PROBLEM STATEMENT: From the entries below, copy out all lines holding "Network".

===============

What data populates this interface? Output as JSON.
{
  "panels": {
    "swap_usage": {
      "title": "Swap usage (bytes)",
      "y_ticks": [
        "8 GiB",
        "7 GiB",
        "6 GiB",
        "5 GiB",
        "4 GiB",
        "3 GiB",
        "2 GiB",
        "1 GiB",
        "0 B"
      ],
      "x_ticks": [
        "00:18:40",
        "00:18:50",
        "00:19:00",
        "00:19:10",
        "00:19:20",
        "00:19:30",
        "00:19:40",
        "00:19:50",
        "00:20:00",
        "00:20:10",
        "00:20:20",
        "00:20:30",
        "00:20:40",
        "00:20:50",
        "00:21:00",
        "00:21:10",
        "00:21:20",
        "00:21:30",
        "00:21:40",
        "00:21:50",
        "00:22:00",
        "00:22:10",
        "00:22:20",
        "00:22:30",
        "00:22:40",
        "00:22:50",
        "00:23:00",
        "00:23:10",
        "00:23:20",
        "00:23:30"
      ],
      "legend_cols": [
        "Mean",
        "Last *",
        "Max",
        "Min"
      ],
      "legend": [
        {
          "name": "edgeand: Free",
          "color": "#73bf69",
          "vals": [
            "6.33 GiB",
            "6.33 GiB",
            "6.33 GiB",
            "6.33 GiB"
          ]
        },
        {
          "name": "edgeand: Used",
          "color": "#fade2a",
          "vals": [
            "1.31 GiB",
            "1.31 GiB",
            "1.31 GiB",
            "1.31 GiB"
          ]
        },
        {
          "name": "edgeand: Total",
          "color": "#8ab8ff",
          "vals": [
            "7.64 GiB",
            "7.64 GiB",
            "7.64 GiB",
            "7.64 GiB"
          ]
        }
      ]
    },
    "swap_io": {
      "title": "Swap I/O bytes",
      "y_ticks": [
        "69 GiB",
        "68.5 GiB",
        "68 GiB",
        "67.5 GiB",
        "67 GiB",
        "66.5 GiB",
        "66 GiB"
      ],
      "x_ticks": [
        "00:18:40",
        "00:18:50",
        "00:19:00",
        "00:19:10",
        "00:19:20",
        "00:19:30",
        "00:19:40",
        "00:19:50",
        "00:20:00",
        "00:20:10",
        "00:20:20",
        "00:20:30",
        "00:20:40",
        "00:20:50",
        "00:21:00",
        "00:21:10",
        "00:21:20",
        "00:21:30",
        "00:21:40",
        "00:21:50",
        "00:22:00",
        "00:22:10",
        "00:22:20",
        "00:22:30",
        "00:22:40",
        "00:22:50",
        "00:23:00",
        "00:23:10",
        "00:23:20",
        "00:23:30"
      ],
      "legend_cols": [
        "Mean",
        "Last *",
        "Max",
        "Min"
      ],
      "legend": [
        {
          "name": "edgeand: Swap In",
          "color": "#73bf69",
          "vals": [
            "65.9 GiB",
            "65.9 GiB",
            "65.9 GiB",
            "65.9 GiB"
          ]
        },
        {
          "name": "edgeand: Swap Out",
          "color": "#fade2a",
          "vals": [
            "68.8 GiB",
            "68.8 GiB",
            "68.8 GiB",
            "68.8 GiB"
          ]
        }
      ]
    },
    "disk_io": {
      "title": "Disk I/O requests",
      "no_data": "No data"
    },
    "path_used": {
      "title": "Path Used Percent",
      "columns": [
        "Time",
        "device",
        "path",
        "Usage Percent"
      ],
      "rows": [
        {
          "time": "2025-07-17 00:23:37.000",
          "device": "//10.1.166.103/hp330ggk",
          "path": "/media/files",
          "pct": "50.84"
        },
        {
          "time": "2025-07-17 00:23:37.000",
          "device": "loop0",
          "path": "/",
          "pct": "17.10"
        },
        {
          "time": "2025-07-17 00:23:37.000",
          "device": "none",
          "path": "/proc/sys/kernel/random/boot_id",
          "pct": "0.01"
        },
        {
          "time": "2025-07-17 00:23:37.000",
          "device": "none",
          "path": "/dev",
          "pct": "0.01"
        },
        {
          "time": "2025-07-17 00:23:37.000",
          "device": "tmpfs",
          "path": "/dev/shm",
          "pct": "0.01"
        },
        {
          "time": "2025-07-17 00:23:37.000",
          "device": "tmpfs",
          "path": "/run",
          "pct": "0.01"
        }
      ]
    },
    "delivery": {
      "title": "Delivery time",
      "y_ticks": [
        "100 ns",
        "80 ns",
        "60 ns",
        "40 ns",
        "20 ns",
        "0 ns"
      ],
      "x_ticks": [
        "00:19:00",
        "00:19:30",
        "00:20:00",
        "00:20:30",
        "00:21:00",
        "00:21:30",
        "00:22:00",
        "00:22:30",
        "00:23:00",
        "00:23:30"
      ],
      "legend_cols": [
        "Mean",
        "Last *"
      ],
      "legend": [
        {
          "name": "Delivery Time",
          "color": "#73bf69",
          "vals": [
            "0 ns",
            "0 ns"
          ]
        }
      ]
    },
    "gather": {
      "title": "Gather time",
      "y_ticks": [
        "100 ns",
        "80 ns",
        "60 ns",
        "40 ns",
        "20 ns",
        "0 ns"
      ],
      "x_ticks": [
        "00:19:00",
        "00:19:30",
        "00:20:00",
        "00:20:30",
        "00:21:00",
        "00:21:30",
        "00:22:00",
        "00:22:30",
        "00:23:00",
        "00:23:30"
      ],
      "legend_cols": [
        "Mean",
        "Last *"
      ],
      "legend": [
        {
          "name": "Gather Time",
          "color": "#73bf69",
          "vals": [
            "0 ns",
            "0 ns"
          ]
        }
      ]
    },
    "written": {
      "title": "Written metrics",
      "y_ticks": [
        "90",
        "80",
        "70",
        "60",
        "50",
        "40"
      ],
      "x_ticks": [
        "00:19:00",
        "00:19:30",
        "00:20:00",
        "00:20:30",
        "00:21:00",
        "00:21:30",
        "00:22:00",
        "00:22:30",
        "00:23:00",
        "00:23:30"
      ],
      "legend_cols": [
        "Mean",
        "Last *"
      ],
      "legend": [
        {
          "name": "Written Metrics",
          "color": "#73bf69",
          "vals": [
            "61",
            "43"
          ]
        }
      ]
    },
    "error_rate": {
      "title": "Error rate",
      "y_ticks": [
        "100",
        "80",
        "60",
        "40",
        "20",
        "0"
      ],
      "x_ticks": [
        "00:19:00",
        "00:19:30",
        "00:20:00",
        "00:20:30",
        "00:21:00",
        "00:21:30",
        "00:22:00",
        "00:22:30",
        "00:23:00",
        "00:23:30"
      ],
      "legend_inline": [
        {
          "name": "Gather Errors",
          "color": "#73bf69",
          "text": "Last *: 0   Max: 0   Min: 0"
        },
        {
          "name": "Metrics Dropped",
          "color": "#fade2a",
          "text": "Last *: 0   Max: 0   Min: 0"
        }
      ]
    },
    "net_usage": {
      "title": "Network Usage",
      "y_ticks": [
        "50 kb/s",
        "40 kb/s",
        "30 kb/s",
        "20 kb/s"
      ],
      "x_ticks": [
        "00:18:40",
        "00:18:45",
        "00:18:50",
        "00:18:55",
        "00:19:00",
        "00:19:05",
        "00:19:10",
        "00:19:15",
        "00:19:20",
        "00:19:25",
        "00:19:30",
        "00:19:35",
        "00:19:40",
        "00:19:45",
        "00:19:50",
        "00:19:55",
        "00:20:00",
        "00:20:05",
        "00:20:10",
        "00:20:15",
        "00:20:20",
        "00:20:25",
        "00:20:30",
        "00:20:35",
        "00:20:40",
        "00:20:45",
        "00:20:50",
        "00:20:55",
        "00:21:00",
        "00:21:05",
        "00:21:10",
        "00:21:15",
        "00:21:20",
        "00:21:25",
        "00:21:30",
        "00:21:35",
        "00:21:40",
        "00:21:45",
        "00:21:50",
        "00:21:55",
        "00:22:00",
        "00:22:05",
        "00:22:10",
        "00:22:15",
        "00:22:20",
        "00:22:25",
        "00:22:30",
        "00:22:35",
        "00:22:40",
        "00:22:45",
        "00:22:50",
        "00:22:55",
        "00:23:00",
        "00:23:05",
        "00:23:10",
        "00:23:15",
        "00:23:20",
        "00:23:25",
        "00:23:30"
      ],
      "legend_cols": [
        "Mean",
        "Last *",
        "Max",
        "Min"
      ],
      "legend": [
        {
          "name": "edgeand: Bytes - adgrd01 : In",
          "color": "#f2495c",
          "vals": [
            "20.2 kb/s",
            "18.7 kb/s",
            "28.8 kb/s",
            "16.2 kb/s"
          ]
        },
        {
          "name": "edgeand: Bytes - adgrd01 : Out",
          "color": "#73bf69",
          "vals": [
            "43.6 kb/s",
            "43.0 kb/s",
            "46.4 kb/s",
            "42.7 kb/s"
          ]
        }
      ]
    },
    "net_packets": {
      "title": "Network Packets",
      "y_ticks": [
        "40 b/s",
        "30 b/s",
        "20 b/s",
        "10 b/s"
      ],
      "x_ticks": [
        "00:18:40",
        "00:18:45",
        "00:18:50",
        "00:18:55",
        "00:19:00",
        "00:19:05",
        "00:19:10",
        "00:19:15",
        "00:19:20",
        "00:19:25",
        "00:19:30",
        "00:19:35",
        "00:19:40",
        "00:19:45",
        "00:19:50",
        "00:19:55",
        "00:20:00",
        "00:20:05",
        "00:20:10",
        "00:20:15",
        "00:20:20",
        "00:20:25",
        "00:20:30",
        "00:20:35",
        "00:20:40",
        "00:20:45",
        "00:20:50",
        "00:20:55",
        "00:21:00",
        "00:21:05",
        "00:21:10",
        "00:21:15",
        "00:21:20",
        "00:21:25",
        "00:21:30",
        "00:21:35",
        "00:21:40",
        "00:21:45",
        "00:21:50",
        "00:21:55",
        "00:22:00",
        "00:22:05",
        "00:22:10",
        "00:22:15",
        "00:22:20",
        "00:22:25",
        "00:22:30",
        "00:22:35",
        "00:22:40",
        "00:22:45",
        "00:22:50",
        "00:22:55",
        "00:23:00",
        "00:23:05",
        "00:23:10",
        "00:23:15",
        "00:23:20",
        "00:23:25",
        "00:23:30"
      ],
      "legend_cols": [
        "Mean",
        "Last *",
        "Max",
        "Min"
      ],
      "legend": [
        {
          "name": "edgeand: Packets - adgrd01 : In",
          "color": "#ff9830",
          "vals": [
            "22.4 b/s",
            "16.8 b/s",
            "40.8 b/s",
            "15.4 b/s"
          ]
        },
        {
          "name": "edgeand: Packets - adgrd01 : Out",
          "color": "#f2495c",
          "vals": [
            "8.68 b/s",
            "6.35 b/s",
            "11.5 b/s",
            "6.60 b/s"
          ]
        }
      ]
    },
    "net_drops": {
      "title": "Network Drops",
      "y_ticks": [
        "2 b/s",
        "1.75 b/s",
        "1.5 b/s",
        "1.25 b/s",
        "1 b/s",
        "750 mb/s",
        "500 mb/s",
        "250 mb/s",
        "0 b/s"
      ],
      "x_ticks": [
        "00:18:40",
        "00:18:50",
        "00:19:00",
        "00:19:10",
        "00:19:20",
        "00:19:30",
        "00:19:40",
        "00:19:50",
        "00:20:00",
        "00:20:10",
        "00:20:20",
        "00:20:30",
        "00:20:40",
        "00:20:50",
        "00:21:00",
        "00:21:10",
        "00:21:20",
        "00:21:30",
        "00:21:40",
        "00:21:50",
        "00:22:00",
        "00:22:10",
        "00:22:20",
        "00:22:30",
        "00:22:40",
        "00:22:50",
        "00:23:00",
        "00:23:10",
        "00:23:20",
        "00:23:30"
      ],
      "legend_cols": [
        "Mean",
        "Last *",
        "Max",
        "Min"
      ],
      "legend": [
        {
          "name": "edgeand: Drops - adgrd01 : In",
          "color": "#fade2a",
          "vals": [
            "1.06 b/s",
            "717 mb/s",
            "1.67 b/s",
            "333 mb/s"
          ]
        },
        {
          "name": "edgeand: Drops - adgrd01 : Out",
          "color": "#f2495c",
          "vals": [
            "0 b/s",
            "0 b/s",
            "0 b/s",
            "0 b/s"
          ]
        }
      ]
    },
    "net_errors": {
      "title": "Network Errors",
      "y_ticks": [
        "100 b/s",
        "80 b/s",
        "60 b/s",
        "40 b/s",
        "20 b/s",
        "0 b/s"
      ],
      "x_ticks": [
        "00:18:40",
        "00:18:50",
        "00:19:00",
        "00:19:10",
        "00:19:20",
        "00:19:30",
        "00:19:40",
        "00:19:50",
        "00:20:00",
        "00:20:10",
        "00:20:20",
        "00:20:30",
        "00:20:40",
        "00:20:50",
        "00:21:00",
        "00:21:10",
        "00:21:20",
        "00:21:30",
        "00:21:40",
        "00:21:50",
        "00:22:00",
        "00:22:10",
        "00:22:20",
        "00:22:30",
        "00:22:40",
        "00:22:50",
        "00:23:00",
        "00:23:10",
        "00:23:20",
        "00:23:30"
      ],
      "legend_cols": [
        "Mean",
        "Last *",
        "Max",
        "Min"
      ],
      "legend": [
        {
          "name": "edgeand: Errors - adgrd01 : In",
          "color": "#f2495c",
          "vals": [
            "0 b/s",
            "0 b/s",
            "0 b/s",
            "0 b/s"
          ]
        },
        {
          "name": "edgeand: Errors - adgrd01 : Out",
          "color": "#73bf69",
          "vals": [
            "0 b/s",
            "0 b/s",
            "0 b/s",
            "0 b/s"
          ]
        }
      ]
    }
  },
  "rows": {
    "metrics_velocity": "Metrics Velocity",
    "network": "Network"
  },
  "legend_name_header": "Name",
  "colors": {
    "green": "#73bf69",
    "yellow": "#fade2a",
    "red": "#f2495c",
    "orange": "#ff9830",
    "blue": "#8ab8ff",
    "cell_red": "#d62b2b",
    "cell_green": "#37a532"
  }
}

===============

WORKED SOLUTION:
      "title": "Network Usage",
      "title": "Network Packets",
      "title": "Network Drops",
      "title": "Network Errors",
    "network": "Network"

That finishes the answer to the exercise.